As it is, the explosion is a marker in the Chuck universe. It’s the moment that Sarah admits to herself something important, the thing Casey accused her of earlier. She has feelings for the nerd.
Sarah: I wanted to apologize. I could’ve been more sensitive before about your friendship with Morgan. It’s just — It’s difficult. I don’t really have anyone in my life like that who cares about me.
Chuck: Yeah, you do.
Were you surprised to hear Sarah say this? I was. But on reflection, it’s true. Sarah has been spending her adulthood avoiding having anyone care for her. For their sake as well as for her own, it’s been necessary.
But what to do with the guy who refuses to play that game? It becomes necessary to put something big in the way, for protection.
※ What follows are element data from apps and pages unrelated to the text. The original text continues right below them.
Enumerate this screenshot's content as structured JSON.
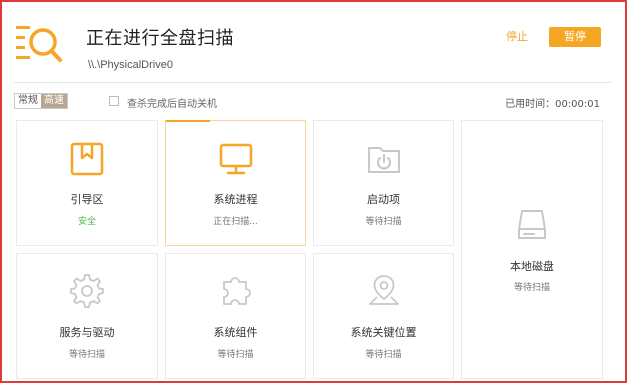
{
  "header": {
    "title": "正在进行全盘扫描",
    "subtitle": "\\\\.\\PhysicalDrive0",
    "stop_label": "停止",
    "pause_label": "暂停"
  },
  "options": {
    "mode_normal": "常规",
    "mode_fast": "高速",
    "auto_shutdown_label": "查杀完成后自动关机",
    "auto_shutdown_checked": false,
    "elapsed_label": "已用时间：",
    "elapsed_value": "00:00:01"
  },
  "colors": {
    "accent": "#f5a623",
    "safe": "#52b84a",
    "icon_idle": "#c8c8c8",
    "frame": "#e03b3b"
  },
  "items": [
    {
      "id": "boot",
      "name": "引导区",
      "status": "安全",
      "icon": "bookmark-box-icon",
      "state": "done"
    },
    {
      "id": "process",
      "name": "系统进程",
      "status": "正在扫描...",
      "icon": "monitor-icon",
      "state": "scanning"
    },
    {
      "id": "startup",
      "name": "启动项",
      "status": "等待扫描",
      "icon": "power-folder-icon",
      "state": "waiting"
    },
    {
      "id": "disk",
      "name": "本地磁盘",
      "status": "等待扫描",
      "icon": "hard-drive-icon",
      "state": "waiting"
    },
    {
      "id": "services",
      "name": "服务与驱动",
      "status": "等待扫描",
      "icon": "gear-icon",
      "state": "waiting"
    },
    {
      "id": "components",
      "name": "系统组件",
      "status": "等待扫描",
      "icon": "puzzle-icon",
      "state": "waiting"
    },
    {
      "id": "keylocations",
      "name": "系统关键位置",
      "status": "等待扫描",
      "icon": "location-pin-icon",
      "state": "waiting"
    }
  ]
}
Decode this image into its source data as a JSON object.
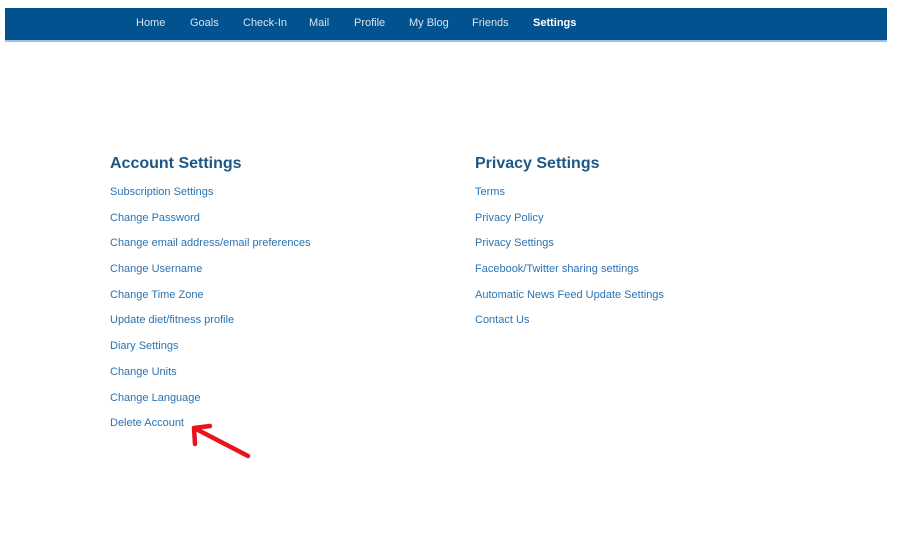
{
  "nav": {
    "items": [
      {
        "label": "Home",
        "active": false
      },
      {
        "label": "Goals",
        "active": false
      },
      {
        "label": "Check-In",
        "active": false
      },
      {
        "label": "Mail",
        "active": false
      },
      {
        "label": "Profile",
        "active": false
      },
      {
        "label": "My Blog",
        "active": false
      },
      {
        "label": "Friends",
        "active": false
      },
      {
        "label": "Settings",
        "active": true
      }
    ]
  },
  "account_settings": {
    "title": "Account Settings",
    "links": [
      "Subscription Settings",
      "Change Password",
      "Change email address/email preferences",
      "Change Username",
      "Change Time Zone",
      "Update diet/fitness profile",
      "Diary Settings",
      "Change Units",
      "Change Language",
      "Delete Account"
    ]
  },
  "privacy_settings": {
    "title": "Privacy Settings",
    "links": [
      "Terms",
      "Privacy Policy",
      "Privacy Settings",
      "Facebook/Twitter sharing settings",
      "Automatic News Feed Update Settings",
      "Contact Us"
    ]
  },
  "annotation": {
    "icon": "red-arrow-icon",
    "color": "#e8141b",
    "points_to": "Delete Account"
  },
  "colors": {
    "nav_bg": "#02528f",
    "heading": "#1c5786",
    "link": "#2a73b3"
  }
}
It’s clear that something big came between Chuck and Sarah the moment she shot Mauser. It was the gulf between their worlds. We asked the questions: Could Chuck accept what Sarah had been forced to do? Could Sarah understand Chuck’s putting his own needs (his family and friends) above the rest of the world? Can either see each other’s point of view without compromising or changing who they are? Once they take each other’s hand, we know the answer is yes. That’s why we come away from this episode smiling, no matter how many times we’ve seen it.
Why Do These Parties Always End the Same Way?
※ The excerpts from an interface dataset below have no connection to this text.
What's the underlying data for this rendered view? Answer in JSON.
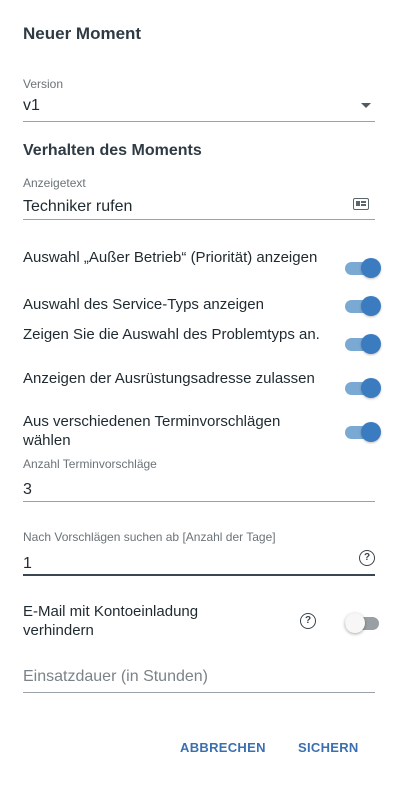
{
  "dialog": {
    "title": "Neuer Moment"
  },
  "version": {
    "label": "Version",
    "value": "v1"
  },
  "behavior": {
    "section_title": "Verhalten des Moments",
    "display_text": {
      "label": "Anzeigetext",
      "value": "Techniker rufen",
      "icon": "contact-card-icon"
    },
    "toggles": [
      {
        "label": "Auswahl „Außer Betrieb“ (Priorität) anzeigen",
        "on": true
      },
      {
        "label": "Auswahl des Service-Typs anzeigen",
        "on": true
      },
      {
        "label": "Zeigen Sie die Auswahl des Problemtyps an.",
        "on": true
      },
      {
        "label": "Anzeigen der Ausrüstungsadresse zulassen",
        "on": true
      },
      {
        "label": "Aus verschiedenen Terminvorschlägen wählen",
        "on": true
      }
    ],
    "suggestion_count": {
      "label": "Anzahl Terminvorschläge",
      "value": "3"
    },
    "search_from": {
      "label": "Nach Vorschlägen suchen ab [Anzahl der Tage]",
      "value": "1",
      "help_icon": "?"
    },
    "prevent_email": {
      "label": "E-Mail mit Kontoeinladung verhindern",
      "help_icon": "?",
      "on": false
    },
    "duration": {
      "placeholder": "Einsatzdauer (in Stunden)"
    }
  },
  "footer": {
    "cancel_label": "ABBRECHEN",
    "save_label": "SICHERN"
  },
  "colors": {
    "accent": "#3b7cc0",
    "button_text": "#3b6fb0",
    "toggle_track_on": "#7aa9d3",
    "toggle_track_off": "#9a9fa3"
  }
}
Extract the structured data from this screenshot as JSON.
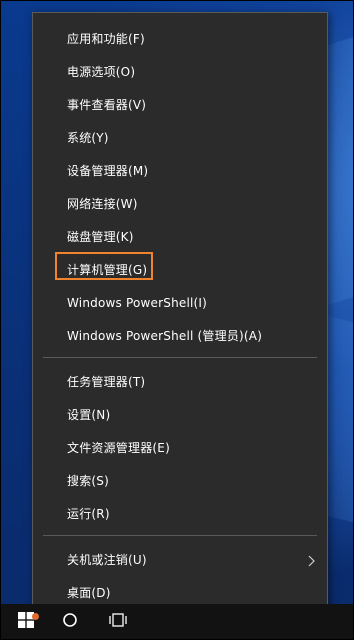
{
  "menu": {
    "group1": [
      {
        "label": "应用和功能(F)"
      },
      {
        "label": "电源选项(O)"
      },
      {
        "label": "事件查看器(V)"
      },
      {
        "label": "系统(Y)"
      },
      {
        "label": "设备管理器(M)"
      },
      {
        "label": "网络连接(W)"
      },
      {
        "label": "磁盘管理(K)"
      },
      {
        "label": "计算机管理(G)"
      },
      {
        "label": "Windows PowerShell(I)"
      },
      {
        "label": "Windows PowerShell (管理员)(A)"
      }
    ],
    "group2": [
      {
        "label": "任务管理器(T)"
      },
      {
        "label": "设置(N)"
      },
      {
        "label": "文件资源管理器(E)"
      },
      {
        "label": "搜索(S)"
      },
      {
        "label": "运行(R)"
      }
    ],
    "group3": [
      {
        "label": "关机或注销(U)",
        "has_submenu": true
      },
      {
        "label": "桌面(D)"
      }
    ]
  },
  "highlighted_item": "计算机管理(G)",
  "colors": {
    "menu_bg": "#2b2b2b",
    "menu_text": "#ffffff",
    "highlight_border": "#f0832b",
    "taskbar_bg": "#121212"
  },
  "taskbar": {
    "start_icon": "windows-logo-icon",
    "search_icon": "cortana-circle-icon",
    "taskview_icon": "task-view-icon"
  }
}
Right at the end of the episode as the screen fades to black, something unexpected happens. I’m not even sure that it’s “acting”, in the sense that we were supposed to see it. What I’m speaking of is, of course, the look on Sarah’s face as they hold hands and the fade begins. People have often commented on that solemn, unexpected look Yvonne gives, and what might be going on in Sarah’s head at that moment.
To me, it’s always looked like deep concern, or, at least, a look that shows she’s puzzled and perhaps even a little confused. For me, it’s not about the intimate touch or even about Chuck, but it’s about Sarah’s future. She’s thinking something like an exasperated “Oh Lord, what do we do now?” or maybe the sentiment we hear her say in the finale; I think I’m in love and I don’t know what to do about it! That protection I spoke of – as necessary as it is, Sarah realizes she doesn’t want it between her and Chuck now and he’s not deterred anyway.
I have a theory that Yvonne’s look of confused concern wasn’t actually intended at the conception of the story, but just sorta came out, perhaps because Yvonne was so much in character. In reviewing the scenes, someone, most likely Fedak, thought it worked well and decided to keep it, but it was never intended to be a dark and foreboding thing. For me, however, that look speaks volumes, even if the interpretation I give it is totally personal, something spurred on by my own history.
And truth be told, that’s how I relate to nearly everything in Chuck. Starting with this episode, I knew it in my bones, too. From this point on, it was gonna take a lot to keep me away from this show.